Watchdogs worried about antipsychotic use in children now have more ammo. A new study links the drugs with Type 2 diabetes. Published in the journal JAMA Psychiatry, the study found a threefold increase in diabetes risk for kids who take antipsychotic drugs compared with those taking other psychotropic drugs.
Doctors aren't getting the skinny on drug side effects from pharma reps, a new study finds. Even the most serious risks are often overlooked, the survey found. And while probes of off-label marketing abound, enforcement of risk disclosures during sales visits is mostly absent.
The allegations in a recently released lawsuit against Cephalon suggest that company was particularly obscene about pushing off-label uses, because at the time it was operating under a Corporate Integrity Agreement forged after getting caught for similar problems a few years earlier.
Two former Warner Chilcott reps have blown the whistle. In a False Claims Act lawsuit unsealed last week, the ex-salespeople detail a long series of allegations, including kickbacks, privacy violations and off-label shenanigans.
Par Pharmaceutical has joined the off-label rogue's gallery. The drugmaker agreed to pay $45 million to wrap up charges that it promoted Megace ES, a treatment for appetite loss in AIDS patients, for a variety of unapproved uses.
FDA expected it, and now it's official: The Justice Department won't be backing away from off-label marketing. That's in spite of the instantly notorious appeals court decision in Caronia v. U.S.
One Amgen whistleblower is balking at the government's off-label marketing settlement--but the federal court is having none of it. Dr. Joseph Piacentile, who worked undercover to gather evidence for the prosecutors' case, claims he and other whistleblowers have had no say-so in the settlement, Bloomberg reports. And he wants his day in court.
In Hollywood, when undercover agents are planning to secretly record a meeting, there's often a scene meant to engage the audience's fear and sympathy: "Are you wearing a wire?" someone accuses, usually someone armed with a gun or enormous fists.

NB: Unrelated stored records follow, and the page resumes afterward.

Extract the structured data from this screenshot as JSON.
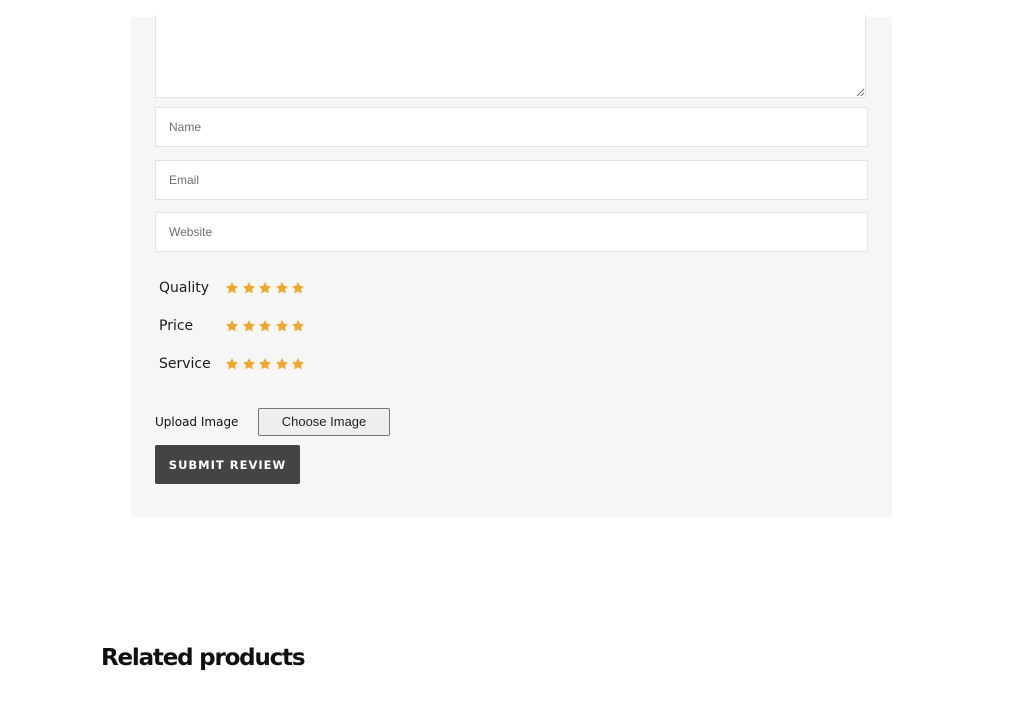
{
  "review_form": {
    "textarea_value": "",
    "name_placeholder": "Name",
    "email_placeholder": "Email",
    "website_placeholder": "Website",
    "ratings": [
      {
        "label": "Quality",
        "stars": 5
      },
      {
        "label": "Price",
        "stars": 5
      },
      {
        "label": "Service",
        "stars": 5
      }
    ],
    "upload_label": "Upload Image",
    "choose_button_label": "Choose Image",
    "submit_label": "Submit Review"
  },
  "related": {
    "title": "Related products"
  },
  "colors": {
    "panel_bg": "#f6f6f6",
    "star": "#f5a623",
    "submit_bg": "#444444",
    "border": "#e3e3e3"
  },
  "icons": {
    "star": "star-icon",
    "resize": "resize-grip-icon"
  }
}
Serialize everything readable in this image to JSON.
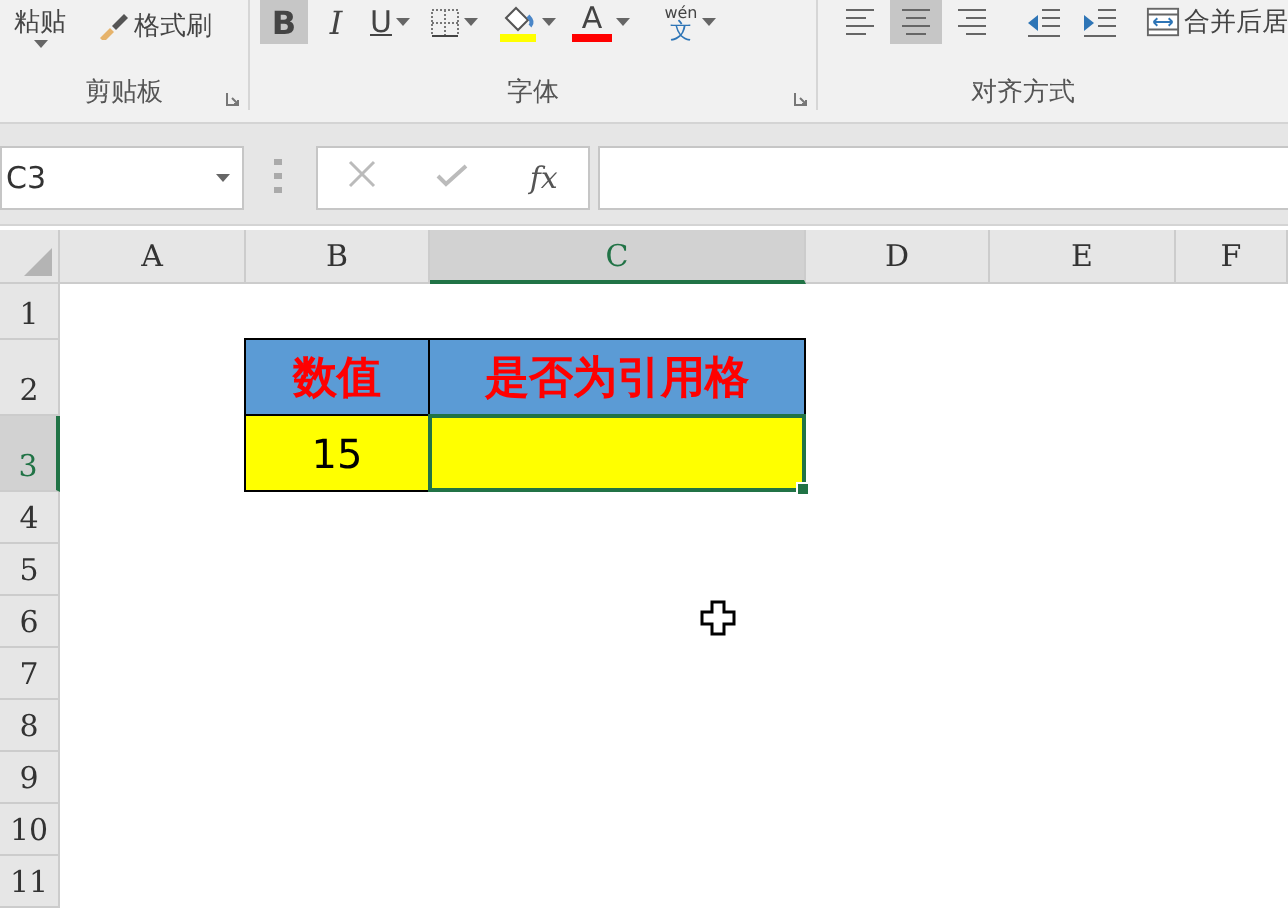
{
  "ribbon": {
    "groups": [
      {
        "label": "剪贴板",
        "launcher": true,
        "paste": {
          "label": "粘贴"
        },
        "format_painter": {
          "label": "格式刷"
        }
      },
      {
        "label": "字体",
        "launcher": true,
        "buttons": [
          {
            "kind": "bold",
            "text": "B",
            "selected": true
          },
          {
            "kind": "italic",
            "text": "I",
            "selected": false
          },
          {
            "kind": "underline",
            "text": "U",
            "selected": false,
            "dropdown": true
          },
          {
            "kind": "borders",
            "selected": false,
            "dropdown": true
          },
          {
            "kind": "fill",
            "selected": false,
            "dropdown": true,
            "color": "#ffff00"
          },
          {
            "kind": "fontcolor",
            "text": "A",
            "selected": false,
            "dropdown": true,
            "color": "#ff0000"
          },
          {
            "kind": "phonetic",
            "text": "wén",
            "glyph": "文",
            "selected": false,
            "dropdown": true
          }
        ]
      },
      {
        "label": "对齐方式",
        "buttons": [
          {
            "kind": "align-left",
            "selected": false
          },
          {
            "kind": "align-center",
            "selected": true
          },
          {
            "kind": "align-right",
            "selected": false
          },
          {
            "kind": "outdent",
            "selected": false
          },
          {
            "kind": "indent",
            "selected": false
          },
          {
            "kind": "merge",
            "text": "合并后居",
            "selected": false
          }
        ]
      }
    ]
  },
  "formula_bar": {
    "name_box": "C3",
    "fx": "fx"
  },
  "sheet": {
    "columns": [
      {
        "label": "A",
        "selected": false
      },
      {
        "label": "B",
        "selected": false
      },
      {
        "label": "C",
        "selected": true
      },
      {
        "label": "D",
        "selected": false
      },
      {
        "label": "E",
        "selected": false
      },
      {
        "label": "F",
        "selected": false
      }
    ],
    "rows": [
      {
        "label": "1",
        "selected": false
      },
      {
        "label": "2",
        "selected": false
      },
      {
        "label": "3",
        "selected": true
      },
      {
        "label": "4",
        "selected": false
      },
      {
        "label": "5",
        "selected": false
      },
      {
        "label": "6",
        "selected": false
      },
      {
        "label": "7",
        "selected": false
      },
      {
        "label": "8",
        "selected": false
      },
      {
        "label": "9",
        "selected": false
      },
      {
        "label": "10",
        "selected": false
      },
      {
        "label": "11",
        "selected": false
      }
    ],
    "table": [
      [
        {
          "kind": "header",
          "text": "数值",
          "selected": false
        },
        {
          "kind": "header",
          "text": "是否为引用格",
          "selected": false
        }
      ],
      [
        {
          "kind": "value",
          "text": "15",
          "selected": false
        },
        {
          "kind": "value",
          "selected": true
        }
      ]
    ]
  }
}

While we're still digesting the news that one U.S. appeals court figures off-label discussions are protected by the First Amendment, another panel is considering a similar argument. The Ninth Circuit U.S. Court of Appeals will hear an appeal from former InterMune CEO Scott Harkonen, convicted on wire fraud for a news release that touted the lung drug Actimmune.